  1. What is the biggest leadership lesson you’ve learned over the last year, given how the pandemic has impacted how work gets done?
I’ve chatted with other leaders about this very topic recently and the consensus was that it’s key to be human and listen to the needs of your team members – and modify how work gets done based on individual needs.   Usually, it wouldn’t be a great management model to make all sorts of individual exceptions, but, well, we’re in a pandemic.  Unchartered waters here.  I’ve seen that when team members are allowed to be honest about their needs based on their home/family situation and they can modify their schedule/location as needed, they will be incredibly productive.
I believe, going forward, companies that typically were anti-remote work will need to offer more flexible options for their employees since their employees have proven they can be effective remotely.  And let’s be real, if a company won’t provide that flexibility, there will be several other companies hiring that will.   We need to move away from the old school “butts in seats” model to an outcome-based model.

  1. You are a relatively new SIMCAC member, and we’re so glad to have you! What was it that made you join SIMCAC?

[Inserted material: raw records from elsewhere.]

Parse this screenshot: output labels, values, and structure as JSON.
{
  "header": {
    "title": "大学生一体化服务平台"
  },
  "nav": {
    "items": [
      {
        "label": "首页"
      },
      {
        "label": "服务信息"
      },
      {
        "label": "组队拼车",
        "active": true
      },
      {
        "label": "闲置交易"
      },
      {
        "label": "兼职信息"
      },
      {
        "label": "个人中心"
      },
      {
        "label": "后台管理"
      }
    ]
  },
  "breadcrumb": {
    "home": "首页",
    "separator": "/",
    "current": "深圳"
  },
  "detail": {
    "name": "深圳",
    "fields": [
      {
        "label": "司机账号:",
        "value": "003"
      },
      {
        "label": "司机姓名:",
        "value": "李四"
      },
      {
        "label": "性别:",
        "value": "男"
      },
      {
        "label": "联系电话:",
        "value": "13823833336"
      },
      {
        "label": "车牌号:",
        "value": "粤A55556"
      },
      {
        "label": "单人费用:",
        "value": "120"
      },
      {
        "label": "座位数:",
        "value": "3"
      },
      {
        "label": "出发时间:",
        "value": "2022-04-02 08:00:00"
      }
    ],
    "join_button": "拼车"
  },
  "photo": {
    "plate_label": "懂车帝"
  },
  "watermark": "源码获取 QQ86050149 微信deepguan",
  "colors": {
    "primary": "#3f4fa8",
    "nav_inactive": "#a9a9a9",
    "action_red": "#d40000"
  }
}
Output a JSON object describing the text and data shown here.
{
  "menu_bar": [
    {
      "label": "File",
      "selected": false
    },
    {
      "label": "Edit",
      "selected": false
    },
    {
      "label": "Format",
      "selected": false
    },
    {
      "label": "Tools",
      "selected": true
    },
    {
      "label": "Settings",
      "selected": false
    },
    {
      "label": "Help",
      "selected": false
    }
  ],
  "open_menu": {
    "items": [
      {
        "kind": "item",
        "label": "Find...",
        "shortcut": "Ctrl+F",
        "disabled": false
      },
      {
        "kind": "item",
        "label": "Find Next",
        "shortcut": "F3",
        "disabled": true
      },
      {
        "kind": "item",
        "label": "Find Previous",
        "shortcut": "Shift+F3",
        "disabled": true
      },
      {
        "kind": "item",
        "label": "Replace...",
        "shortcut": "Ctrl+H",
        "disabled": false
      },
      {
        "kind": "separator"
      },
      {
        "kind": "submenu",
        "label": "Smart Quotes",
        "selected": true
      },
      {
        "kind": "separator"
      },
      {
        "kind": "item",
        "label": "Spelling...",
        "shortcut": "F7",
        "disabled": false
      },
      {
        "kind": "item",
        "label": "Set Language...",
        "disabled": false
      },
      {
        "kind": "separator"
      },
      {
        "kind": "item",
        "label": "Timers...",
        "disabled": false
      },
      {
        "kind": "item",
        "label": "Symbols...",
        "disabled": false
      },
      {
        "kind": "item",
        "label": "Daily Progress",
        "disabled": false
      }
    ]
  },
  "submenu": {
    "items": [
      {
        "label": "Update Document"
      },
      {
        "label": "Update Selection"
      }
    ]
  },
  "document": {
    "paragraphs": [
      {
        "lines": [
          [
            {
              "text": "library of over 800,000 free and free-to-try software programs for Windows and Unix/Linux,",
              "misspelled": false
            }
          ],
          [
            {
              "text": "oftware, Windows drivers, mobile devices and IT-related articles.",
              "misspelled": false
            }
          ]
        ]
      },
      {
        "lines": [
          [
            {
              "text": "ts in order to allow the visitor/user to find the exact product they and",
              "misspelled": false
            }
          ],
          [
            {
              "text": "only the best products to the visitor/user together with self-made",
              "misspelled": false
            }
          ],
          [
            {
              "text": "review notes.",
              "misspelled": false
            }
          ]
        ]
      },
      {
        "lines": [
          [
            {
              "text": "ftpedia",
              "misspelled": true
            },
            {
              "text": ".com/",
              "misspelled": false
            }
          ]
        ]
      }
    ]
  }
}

  Part of my personal professional goals for 2020 and beyond is to grow my network, be a mentor and be mentored, and get involved in more non-profits.  I joined SIMCAC after being prompted by Fara Francis (Hi Fara!) and discovered that SIMCAC complimented my other memberships by rounding out technology leaders in an even wider range of companies and industries.  After just one CxO breakfast meeting with SIMCAC, I walked away with several actionable ideas and a couple coffee/lunch dates set for the coming weeks.  I truly appreciate the open sharing and authenticity of the members in the SIMCAC group.